TRENTON – With the election mostly out of the way – recounts were necessary in some districts – lawmakers got back to doing what they are supposed to do: work on laws.
The tuition equality movement got the two-minute drill treatment all week long before it was passed – as expected – in committee.
If the bill is eventually signed into law, undocumented students will have access to the lower, in-state tuition rates.
The press releases, emails and press conferences came fast and furious throughout the week. Support came from Democrats, religious leaders, academics, minority groups, student groups.
Gov. Chris Christie publically supported the concept a few weeks ago before the election took place. The main issue then became not so much would it pass the Senate on this coming Monday, but what version would be voted on by the time the Assembly takes it up in coming weeks.
The Senate bill has provisions for financial aid, which is not in the Assembly version – not yet. But Speaker-to-be Vincent Prieto and sponsor Assemblyman Gordon Johnson indicated some support for that compromise on Thursday.
The Senate version cleared the Budget Committee Thursday along party lines.
The Economic Opportunity Act II began its legislative path by clearing the Senate Economic Growth Committee.
This bill from Sen. Ray Lesniak seeks to enact material left out of the first EOA.
For example, there was support for the film production tax credit, especially from Jersey City, whose Mayor Steve Fulop said his waterfront town across from New York City could benefit greatly if this became law.

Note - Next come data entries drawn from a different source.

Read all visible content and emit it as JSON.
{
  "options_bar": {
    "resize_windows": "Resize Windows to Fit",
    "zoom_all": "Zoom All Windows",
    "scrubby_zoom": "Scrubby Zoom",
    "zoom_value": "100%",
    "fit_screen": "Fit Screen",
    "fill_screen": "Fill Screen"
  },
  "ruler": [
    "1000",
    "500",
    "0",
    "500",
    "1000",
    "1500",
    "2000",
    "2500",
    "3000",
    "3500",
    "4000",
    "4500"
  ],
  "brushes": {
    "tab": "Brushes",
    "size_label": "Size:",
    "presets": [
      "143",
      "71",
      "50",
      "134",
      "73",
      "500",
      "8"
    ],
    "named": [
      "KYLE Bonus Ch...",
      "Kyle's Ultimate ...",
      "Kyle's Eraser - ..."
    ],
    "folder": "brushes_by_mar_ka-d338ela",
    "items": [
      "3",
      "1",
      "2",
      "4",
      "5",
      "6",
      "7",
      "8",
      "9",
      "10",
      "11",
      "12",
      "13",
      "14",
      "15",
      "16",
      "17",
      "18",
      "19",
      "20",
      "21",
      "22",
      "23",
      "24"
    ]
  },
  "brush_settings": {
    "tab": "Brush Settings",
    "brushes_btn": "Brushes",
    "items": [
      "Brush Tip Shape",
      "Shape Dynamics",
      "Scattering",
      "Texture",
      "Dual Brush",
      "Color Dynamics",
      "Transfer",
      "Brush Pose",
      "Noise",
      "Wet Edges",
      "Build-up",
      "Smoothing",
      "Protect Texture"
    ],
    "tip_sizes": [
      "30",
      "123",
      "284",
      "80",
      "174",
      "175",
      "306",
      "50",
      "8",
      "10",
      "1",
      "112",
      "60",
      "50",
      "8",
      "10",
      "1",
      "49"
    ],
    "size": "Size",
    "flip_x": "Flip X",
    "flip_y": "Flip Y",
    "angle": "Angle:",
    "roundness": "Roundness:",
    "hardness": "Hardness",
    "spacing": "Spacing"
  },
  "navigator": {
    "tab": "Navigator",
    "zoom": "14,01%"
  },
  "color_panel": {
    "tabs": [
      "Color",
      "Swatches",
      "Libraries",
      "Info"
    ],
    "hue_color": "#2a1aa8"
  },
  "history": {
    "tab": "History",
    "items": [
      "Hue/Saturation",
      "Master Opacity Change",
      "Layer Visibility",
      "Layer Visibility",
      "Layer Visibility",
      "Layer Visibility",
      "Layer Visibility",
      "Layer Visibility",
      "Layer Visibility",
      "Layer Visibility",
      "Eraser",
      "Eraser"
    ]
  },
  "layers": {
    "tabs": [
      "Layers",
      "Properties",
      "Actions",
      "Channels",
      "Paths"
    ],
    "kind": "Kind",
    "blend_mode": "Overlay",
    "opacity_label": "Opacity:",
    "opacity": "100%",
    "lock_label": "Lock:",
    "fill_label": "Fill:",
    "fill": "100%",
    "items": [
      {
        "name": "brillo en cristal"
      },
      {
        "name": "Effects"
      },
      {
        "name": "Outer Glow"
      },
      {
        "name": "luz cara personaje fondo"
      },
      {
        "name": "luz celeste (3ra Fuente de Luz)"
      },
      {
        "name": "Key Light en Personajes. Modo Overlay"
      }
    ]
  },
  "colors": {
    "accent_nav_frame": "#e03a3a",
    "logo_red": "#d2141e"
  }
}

Among other things, the proposal includes provisions for affordable housing and reusing old hospital sites.
The original bill, a voluminous proposal, underwent numerous amendments and votes before obtaining the governor’s signature.
This version contains some of the things pulled from that first bill, things that probably would not draw gubernatorial approval this time, either, but Lesniak is pursuing them as causes he believes are worth fighting for.
Speaking of Lesniak and causes the governor has opposed, the Senate scheduled this week a vote next Monday on trying to override Christie’s veto of a bill that would ban confinement of gestating pigs.
The Humane Society reported it’s confident this vote will produce the first successful override of a Christie veto, but it will be interesting.
The bill, sponsored by Lesniak, passed 29-4 earlier this year. Seven senators – four Republicans and three Democrats – did not vote.
So as things stand, the Senate has the votes in hand – so long as aye votes don’t become no votes on Monday.
Lawmakers set their sights on the Port Authority of New York and New Jersey this week.
First Jersey City Mayor Steve Fulop announced the city would sue, seeking $400 million in missed tax payments and other alleged economic harms to the city.
Then Senate Majority Leader Loretta Weinberg intensified her pursuit of answers from the Authority on why George Washington Bridge lanes were closed in September. The resulting traffic nightmare has gone unexplained, she said, and she went to the Authority meeting on Wednesday seeking answers but suspecting, in her words, a “cover-up.”
She is pushing a resolution to give subpoena power to a Senate committee in order to get to the heart of the matter.